*** Records for the task Section Begins ***

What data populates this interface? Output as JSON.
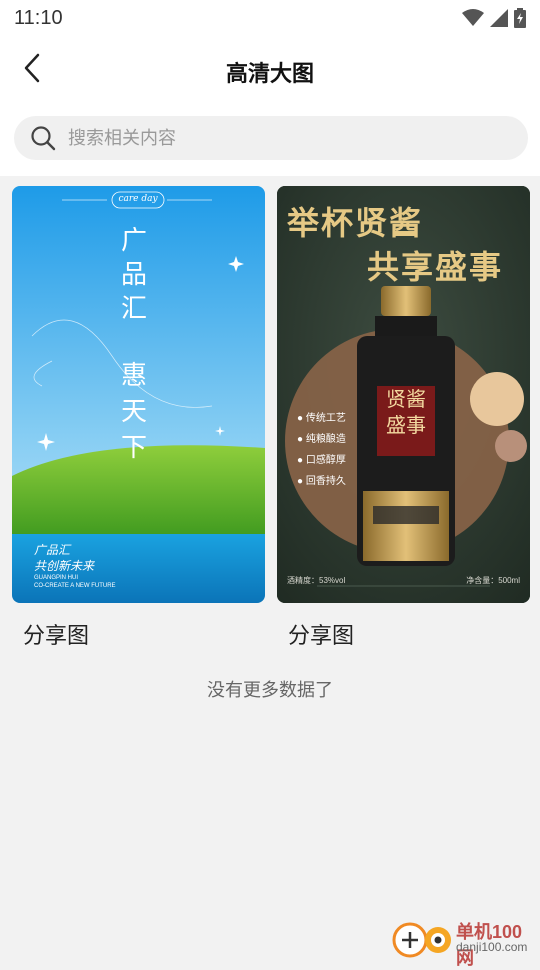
{
  "status_bar": {
    "time": "11:10",
    "icons": [
      "wifi-icon",
      "signal-icon",
      "battery-icon"
    ]
  },
  "header": {
    "back_icon": "chevron-left-icon",
    "title": "高清大图"
  },
  "search": {
    "icon": "search-icon",
    "placeholder": "搜索相关内容"
  },
  "cards": [
    {
      "label": "分享图",
      "poster": {
        "badge": "care day",
        "heading_lines": [
          "广",
          "品",
          "汇"
        ],
        "heading2_lines": [
          "惠",
          "天",
          "下"
        ],
        "slogan_line1": "广品汇",
        "slogan_line2": "共创新未来",
        "small_line1": "GUANGPIN HUI",
        "small_line2": "CO-CREATE A NEW FUTURE"
      }
    },
    {
      "label": "分享图",
      "poster": {
        "headline1": "举杯贤酱",
        "headline2": "共享盛事",
        "bottle_label_line1": "贤酱",
        "bottle_label_line2": "盛事",
        "bullets": [
          "传统工艺",
          "纯粮酿造",
          "口感醇厚",
          "回香持久"
        ],
        "abv": "酒精度：53%vol",
        "volume": "净含量：500ml"
      }
    }
  ],
  "footer_text": "没有更多数据了",
  "watermark": {
    "text1": "单机100网",
    "text2": "danji100.com"
  },
  "colors": {
    "title": "#111111",
    "page_bg": "#f2f2f2",
    "poster2_bg": "#2c3a30",
    "gold": "#d4a85a"
  }
}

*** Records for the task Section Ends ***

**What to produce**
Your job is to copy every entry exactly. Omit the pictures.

**Response to the task**
What data populates this interface? Output as JSON.
{
  "status_bar": {
    "time": "11:10",
    "icons": [
      "wifi-icon",
      "signal-icon",
      "battery-icon"
    ]
  },
  "header": {
    "back_icon": "chevron-left-icon",
    "title": "高清大图"
  },
  "search": {
    "icon": "search-icon",
    "placeholder": "搜索相关内容"
  },
  "cards": [
    {
      "label": "分享图",
      "poster": {
        "badge": "care day",
        "heading_lines": [
          "广",
          "品",
          "汇"
        ],
        "heading2_lines": [
          "惠",
          "天",
          "下"
        ],
        "slogan_line1": "广品汇",
        "slogan_line2": "共创新未来",
        "small_line1": "GUANGPIN HUI",
        "small_line2": "CO-CREATE A NEW FUTURE"
      }
    },
    {
      "label": "分享图",
      "poster": {
        "headline1": "举杯贤酱",
        "headline2": "共享盛事",
        "bottle_label_line1": "贤酱",
        "bottle_label_line2": "盛事",
        "bullets": [
          "传统工艺",
          "纯粮酿造",
          "口感醇厚",
          "回香持久"
        ],
        "abv": "酒精度：53%vol",
        "volume": "净含量：500ml"
      }
    }
  ],
  "footer_text": "没有更多数据了",
  "watermark": {
    "text1": "单机100网",
    "text2": "danji100.com"
  },
  "colors": {
    "title": "#111111",
    "page_bg": "#f2f2f2",
    "poster2_bg": "#2c3a30",
    "gold": "#d4a85a"
  }
}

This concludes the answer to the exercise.